* TASK GOAL *
Return all of the data that follows precisely, leaving every image out.

Extracted records:
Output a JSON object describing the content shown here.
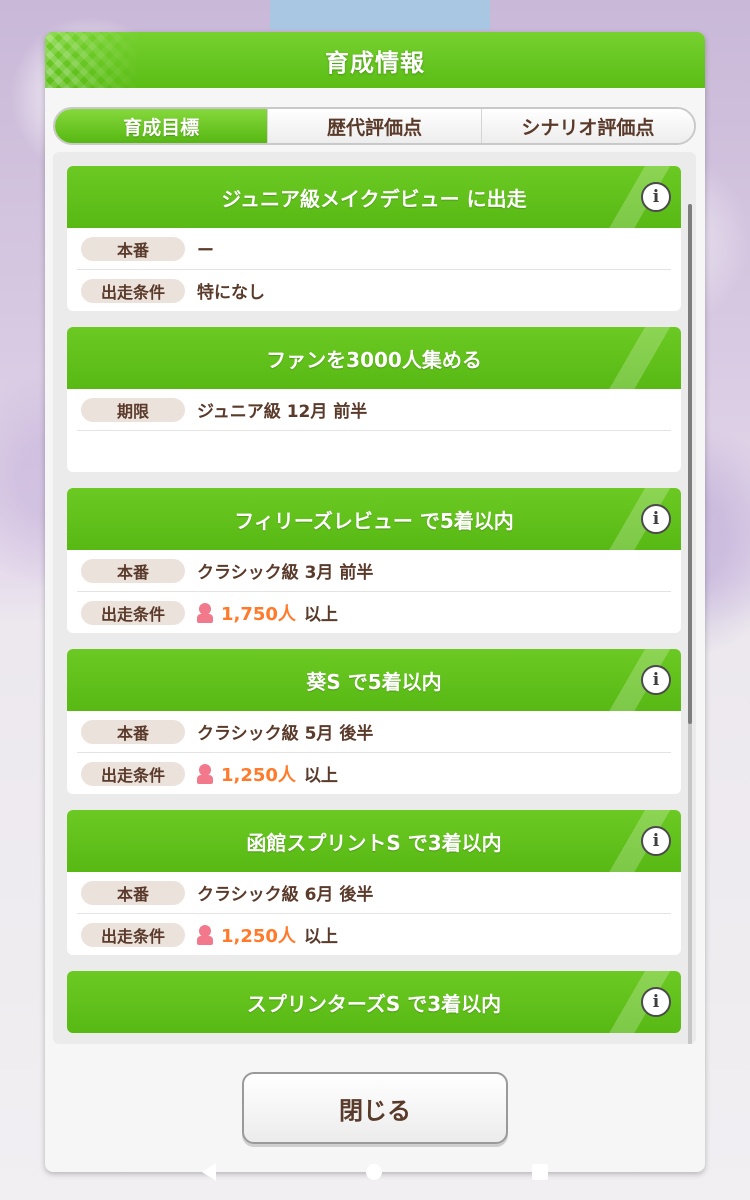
{
  "dialog": {
    "title": "育成情報",
    "close_label": "閉じる"
  },
  "tabs": [
    {
      "label": "育成目標",
      "active": true
    },
    {
      "label": "歴代評価点",
      "active": false
    },
    {
      "label": "シナリオ評価点",
      "active": false
    }
  ],
  "goals": [
    {
      "title": "ジュニア級メイクデビュー に出走",
      "has_info": true,
      "rows": [
        {
          "label": "本番",
          "value": "ー"
        },
        {
          "label": "出走条件",
          "value": "特になし"
        }
      ]
    },
    {
      "title": "ファンを3000人集める",
      "has_info": false,
      "rows": [
        {
          "label": "期限",
          "value": "ジュニア級 12月 前半"
        }
      ]
    },
    {
      "title": "フィリーズレビュー で5着以内",
      "has_info": true,
      "rows": [
        {
          "label": "本番",
          "value": "クラシック級 3月 前半"
        },
        {
          "label": "出走条件",
          "fans": "1,750人",
          "suffix": "以上"
        }
      ]
    },
    {
      "title": "葵S で5着以内",
      "has_info": true,
      "rows": [
        {
          "label": "本番",
          "value": "クラシック級 5月 後半"
        },
        {
          "label": "出走条件",
          "fans": "1,250人",
          "suffix": "以上"
        }
      ]
    },
    {
      "title": "函館スプリントS で3着以内",
      "has_info": true,
      "rows": [
        {
          "label": "本番",
          "value": "クラシック級 6月 後半"
        },
        {
          "label": "出走条件",
          "fans": "1,250人",
          "suffix": "以上"
        }
      ]
    },
    {
      "title": "スプリンターズS で3着以内",
      "has_info": true,
      "rows": []
    }
  ],
  "icons": {
    "info": "info-icon",
    "fan": "fan-person-icon",
    "back": "back-icon",
    "home": "home-icon",
    "recent": "recent-apps-icon"
  },
  "colors": {
    "accent_green": "#5bbd16",
    "fan_orange": "#ff7a2a",
    "text_brown": "#5a3a2a"
  }
}
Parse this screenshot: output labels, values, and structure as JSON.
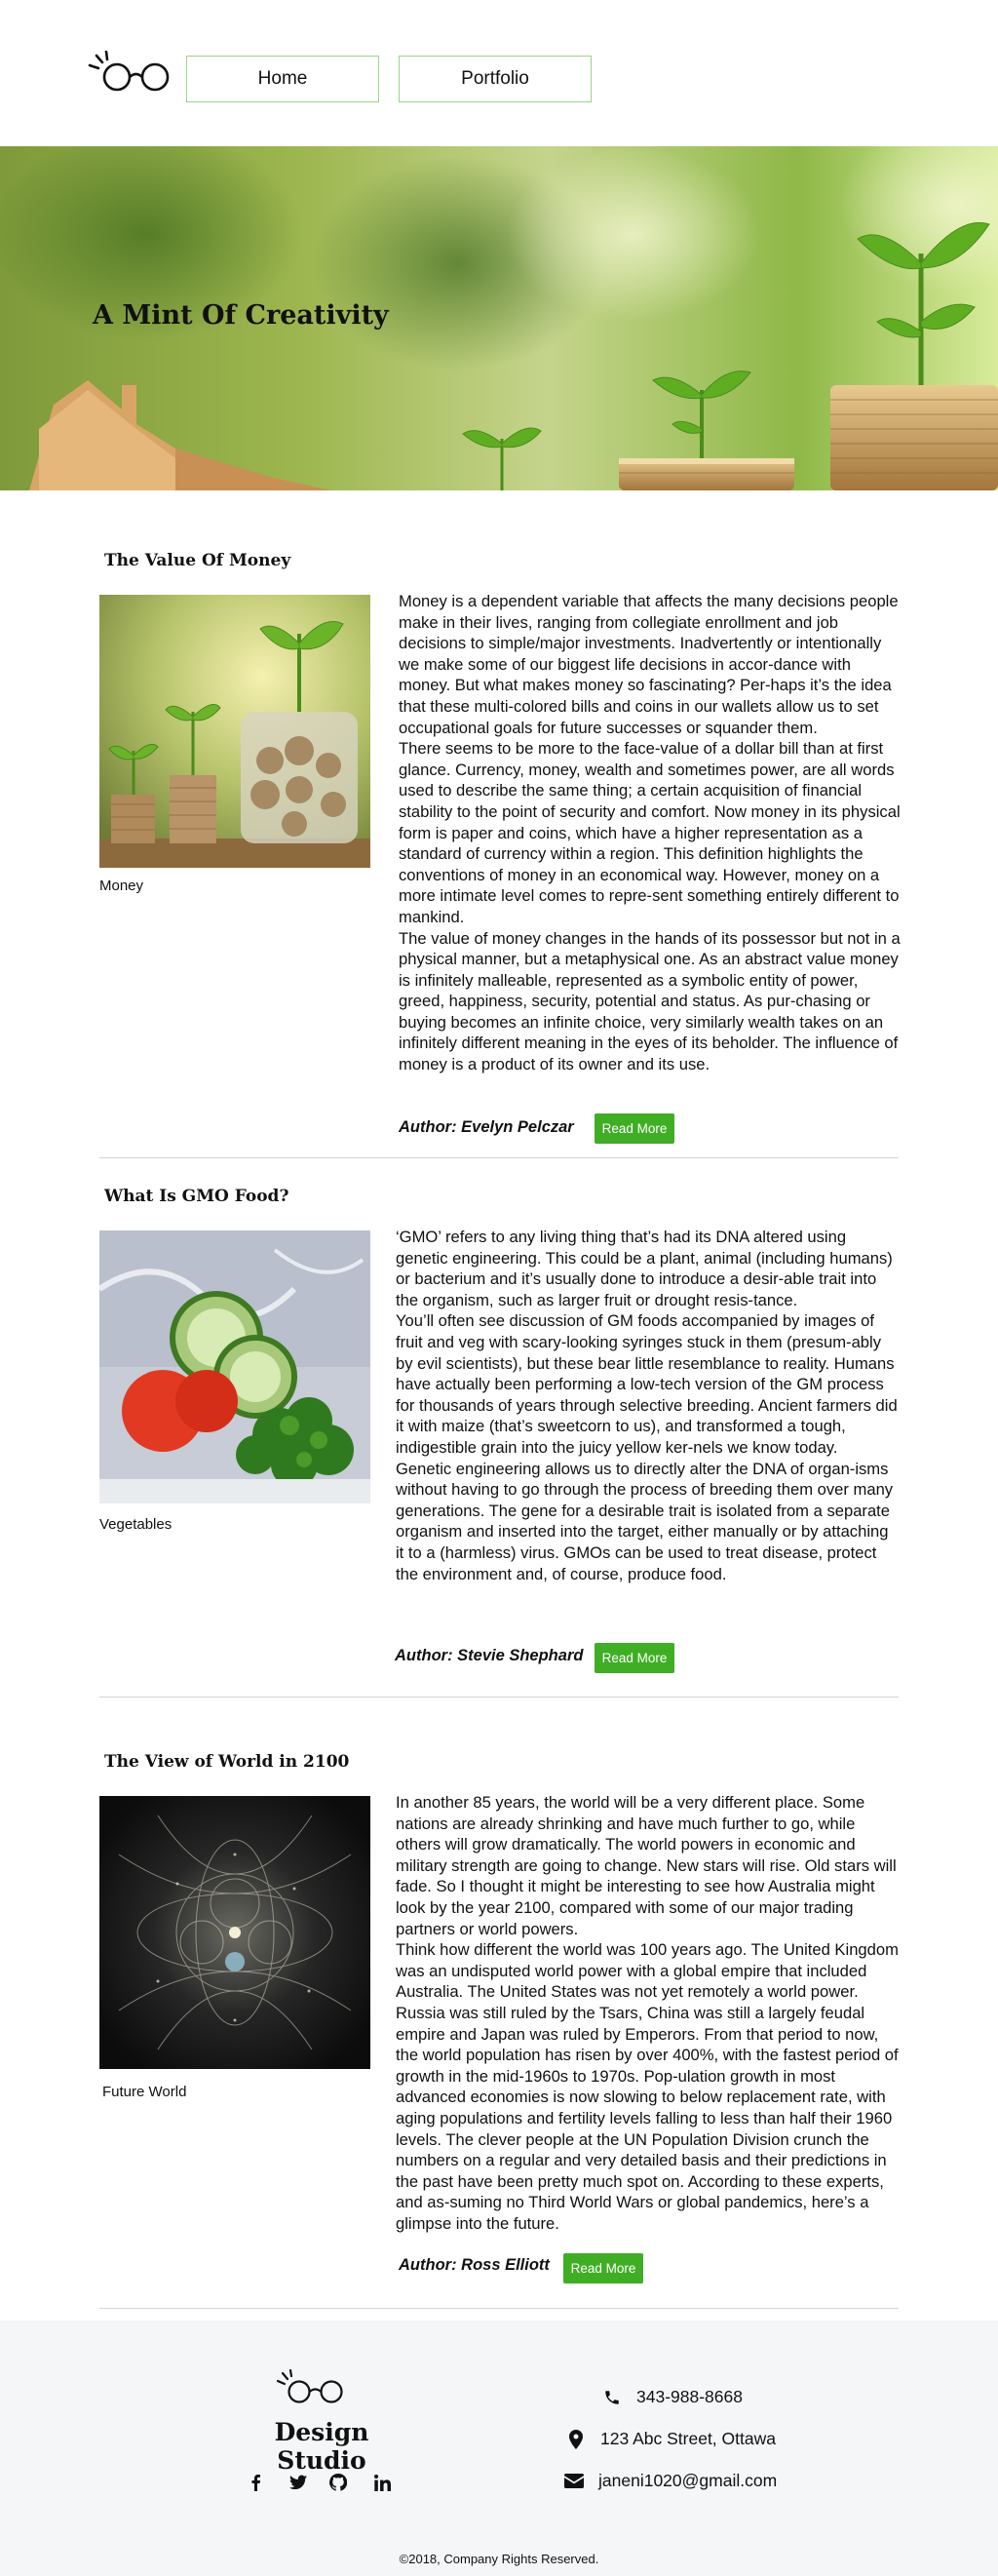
{
  "header": {
    "nav": [
      {
        "label": "Home"
      },
      {
        "label": "Portfolio"
      }
    ]
  },
  "hero": {
    "title": "A Mint Of Creativity"
  },
  "articles": [
    {
      "title": "The Value Of Money",
      "caption": "Money",
      "paragraphs": [
        "Money is a dependent variable that affects the many decisions people make in their lives, ranging from collegiate enrollment and job decisions to simple/major investments. Inadvertently or intentionally we make some of our biggest life decisions in accor-dance with money. But what makes money so fascinating? Per-haps it’s the idea that these multi-colored bills and coins in our wallets allow us to set occupational goals for future successes or squander them.",
        "There seems to be more to the face-value of a dollar bill than at first glance. Currency, money, wealth and sometimes power, are all words used to describe the same thing; a certain acquisition of financial stability to the point of security and comfort. Now money in its physical form is paper and coins, which have a higher representation as a standard of currency within a region. This definition highlights the conventions of money in an economical way. However, money on a more intimate level comes to repre-sent something entirely different to mankind.",
        "The value of money changes in the hands of its possessor but not in a physical manner, but a metaphysical one. As an abstract value money is infinitely malleable, represented as a symbolic entity of power, greed, happiness, security, potential and status. As pur-chasing or buying becomes an infinite choice, very similarly wealth takes on an infinitely different meaning in the eyes of its beholder. The influence of money is a product of its owner and its use."
      ],
      "author": "Author: Evelyn Pelczar",
      "read_more": "Read More"
    },
    {
      "title": "What Is GMO Food?",
      "caption": "Vegetables",
      "paragraphs": [
        "‘GMO’ refers to any living thing that’s had its DNA altered using genetic engineering. This could be a plant, animal (including humans) or bacterium and it’s usually done to introduce a desir-able trait into the organism, such as larger fruit or drought resis-tance.",
        "You’ll often see discussion of GM foods accompanied by images of fruit and veg with scary-looking syringes stuck in them (presum-ably by evil scientists), but these bear little resemblance to reality. Humans have actually been performing a low-tech version of the GM process for thousands of years through selective breeding. Ancient farmers did it with maize (that’s sweetcorn to us), and transformed a tough, indigestible grain into the juicy yellow ker-nels we know today.",
        "Genetic engineering allows us to directly alter the DNA of organ-isms without having to go through the process of breeding them over many generations. The gene for a desirable trait is isolated from a separate organism and inserted into the target, either manually or by attaching it to a (harmless) virus. GMOs can be used to treat disease, protect the environment and, of course, produce food."
      ],
      "author": "Author: Stevie Shephard",
      "read_more": "Read More"
    },
    {
      "title": "The View of World in 2100",
      "caption": "Future World",
      "paragraphs": [
        "In another 85 years, the world will be a very different place. Some nations are already shrinking and have much further to go, while others will grow dramatically. The world powers in economic and military strength are going to change. New stars will rise. Old stars will fade. So I thought it might be interesting to see how Australia might look by the year 2100, compared with some of our major trading partners or world powers.",
        "Think how different the world was 100 years ago. The United Kingdom was an undisputed world power with a global empire that included Australia. The United States was not yet remotely a world power. Russia was still ruled by the Tsars, China was still a largely feudal empire and Japan was ruled by Emperors. From that period to now, the world population has risen by over 400%, with the fastest period of growth in the mid-1960s to 1970s. Pop-ulation growth in most advanced economies is now slowing to below replacement rate, with aging populations and fertility levels falling to less than half their 1960 levels. The clever people at the UN Population Division crunch the numbers on a regular and very detailed basis and their predictions in the past have been pretty much spot on. According to these experts, and as-suming no Third World Wars or global pandemics, here’s a glimpse into the future."
      ],
      "author": "Author: Ross Elliott",
      "read_more": "Read More"
    }
  ],
  "footer": {
    "name": "Design Studio",
    "phone": "343-988-8668",
    "address": "123 Abc Street, Ottawa",
    "email": "janeni1020@gmail.com",
    "copyright": "©2018, Company Rights Reserved.",
    "social_icons": [
      "facebook-icon",
      "twitter-icon",
      "github-icon",
      "linkedin-icon"
    ]
  },
  "colors": {
    "accent": "#3fae25",
    "nav_border": "#9bd38a",
    "footer_bg": "#f5f6f7"
  }
}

* ANSWER SPACE *
Output a JSON object describing the content shown here.
{
  "dialog": {
    "title": "育成情報",
    "close_label": "閉じる"
  },
  "tabs": [
    {
      "label": "育成目標",
      "active": true
    },
    {
      "label": "歴代評価点",
      "active": false
    },
    {
      "label": "シナリオ評価点",
      "active": false
    }
  ],
  "goals": [
    {
      "title": "ジュニア級メイクデビュー に出走",
      "has_info": true,
      "rows": [
        {
          "label": "本番",
          "value": "ー"
        },
        {
          "label": "出走条件",
          "value": "特になし"
        }
      ]
    },
    {
      "title": "ファンを3000人集める",
      "has_info": false,
      "rows": [
        {
          "label": "期限",
          "value": "ジュニア級 12月 前半"
        }
      ]
    },
    {
      "title": "フィリーズレビュー で5着以内",
      "has_info": true,
      "rows": [
        {
          "label": "本番",
          "value": "クラシック級 3月 前半"
        },
        {
          "label": "出走条件",
          "fans": "1,750人",
          "suffix": "以上"
        }
      ]
    },
    {
      "title": "葵S で5着以内",
      "has_info": true,
      "rows": [
        {
          "label": "本番",
          "value": "クラシック級 5月 後半"
        },
        {
          "label": "出走条件",
          "fans": "1,250人",
          "suffix": "以上"
        }
      ]
    },
    {
      "title": "函館スプリントS で3着以内",
      "has_info": true,
      "rows": [
        {
          "label": "本番",
          "value": "クラシック級 6月 後半"
        },
        {
          "label": "出走条件",
          "fans": "1,250人",
          "suffix": "以上"
        }
      ]
    },
    {
      "title": "スプリンターズS で3着以内",
      "has_info": true,
      "rows": []
    }
  ],
  "icons": {
    "info": "info-icon",
    "fan": "fan-person-icon",
    "back": "back-icon",
    "home": "home-icon",
    "recent": "recent-apps-icon"
  },
  "colors": {
    "accent_green": "#5bbd16",
    "fan_orange": "#ff7a2a",
    "text_brown": "#5a3a2a"
  }
}
Parse this screenshot: output labels, values, and structure as JSON.
{
  "header": {
    "nav": [
      {
        "label": "Home"
      },
      {
        "label": "Portfolio"
      }
    ]
  },
  "hero": {
    "title": "A Mint Of Creativity"
  },
  "articles": [
    {
      "title": "The Value Of Money",
      "caption": "Money",
      "paragraphs": [
        "Money is a dependent variable that affects the many decisions people make in their lives, ranging from collegiate enrollment and job decisions to simple/major investments. Inadvertently or intentionally we make some of our biggest life decisions in accor-dance with money. But what makes money so fascinating? Per-haps it’s the idea that these multi-colored bills and coins in our wallets allow us to set occupational goals for future successes or squander them.",
        "There seems to be more to the face-value of a dollar bill than at first glance. Currency, money, wealth and sometimes power, are all words used to describe the same thing; a certain acquisition of financial stability to the point of security and comfort. Now money in its physical form is paper and coins, which have a higher representation as a standard of currency within a region. This definition highlights the conventions of money in an economical way. However, money on a more intimate level comes to repre-sent something entirely different to mankind.",
        "The value of money changes in the hands of its possessor but not in a physical manner, but a metaphysical one. As an abstract value money is infinitely malleable, represented as a symbolic entity of power, greed, happiness, security, potential and status. As pur-chasing or buying becomes an infinite choice, very similarly wealth takes on an infinitely different meaning in the eyes of its beholder. The influence of money is a product of its owner and its use."
      ],
      "author": "Author: Evelyn Pelczar",
      "read_more": "Read More"
    },
    {
      "title": "What Is GMO Food?",
      "caption": "Vegetables",
      "paragraphs": [
        "‘GMO’ refers to any living thing that’s had its DNA altered using genetic engineering. This could be a plant, animal (including humans) or bacterium and it’s usually done to introduce a desir-able trait into the organism, such as larger fruit or drought resis-tance.",
        "You’ll often see discussion of GM foods accompanied by images of fruit and veg with scary-looking syringes stuck in them (presum-ably by evil scientists), but these bear little resemblance to reality. Humans have actually been performing a low-tech version of the GM process for thousands of years through selective breeding. Ancient farmers did it with maize (that’s sweetcorn to us), and transformed a tough, indigestible grain into the juicy yellow ker-nels we know today.",
        "Genetic engineering allows us to directly alter the DNA of organ-isms without having to go through the process of breeding them over many generations. The gene for a desirable trait is isolated from a separate organism and inserted into the target, either manually or by attaching it to a (harmless) virus. GMOs can be used to treat disease, protect the environment and, of course, produce food."
      ],
      "author": "Author: Stevie Shephard",
      "read_more": "Read More"
    },
    {
      "title": "The View of World in 2100",
      "caption": "Future World",
      "paragraphs": [
        "In another 85 years, the world will be a very different place. Some nations are already shrinking and have much further to go, while others will grow dramatically. The world powers in economic and military strength are going to change. New stars will rise. Old stars will fade. So I thought it might be interesting to see how Australia might look by the year 2100, compared with some of our major trading partners or world powers.",
        "Think how different the world was 100 years ago. The United Kingdom was an undisputed world power with a global empire that included Australia. The United States was not yet remotely a world power. Russia was still ruled by the Tsars, China was still a largely feudal empire and Japan was ruled by Emperors. From that period to now, the world population has risen by over 400%, with the fastest period of growth in the mid-1960s to 1970s. Pop-ulation growth in most advanced economies is now slowing to below replacement rate, with aging populations and fertility levels falling to less than half their 1960 levels. The clever people at the UN Population Division crunch the numbers on a regular and very detailed basis and their predictions in the past have been pretty much spot on. According to these experts, and as-suming no Third World Wars or global pandemics, here’s a glimpse into the future."
      ],
      "author": "Author: Ross Elliott",
      "read_more": "Read More"
    }
  ],
  "footer": {
    "name": "Design Studio",
    "phone": "343-988-8668",
    "address": "123 Abc Street, Ottawa",
    "email": "janeni1020@gmail.com",
    "copyright": "©2018, Company Rights Reserved.",
    "social_icons": [
      "facebook-icon",
      "twitter-icon",
      "github-icon",
      "linkedin-icon"
    ]
  },
  "colors": {
    "accent": "#3fae25",
    "nav_border": "#9bd38a",
    "footer_bg": "#f5f6f7"
  }
}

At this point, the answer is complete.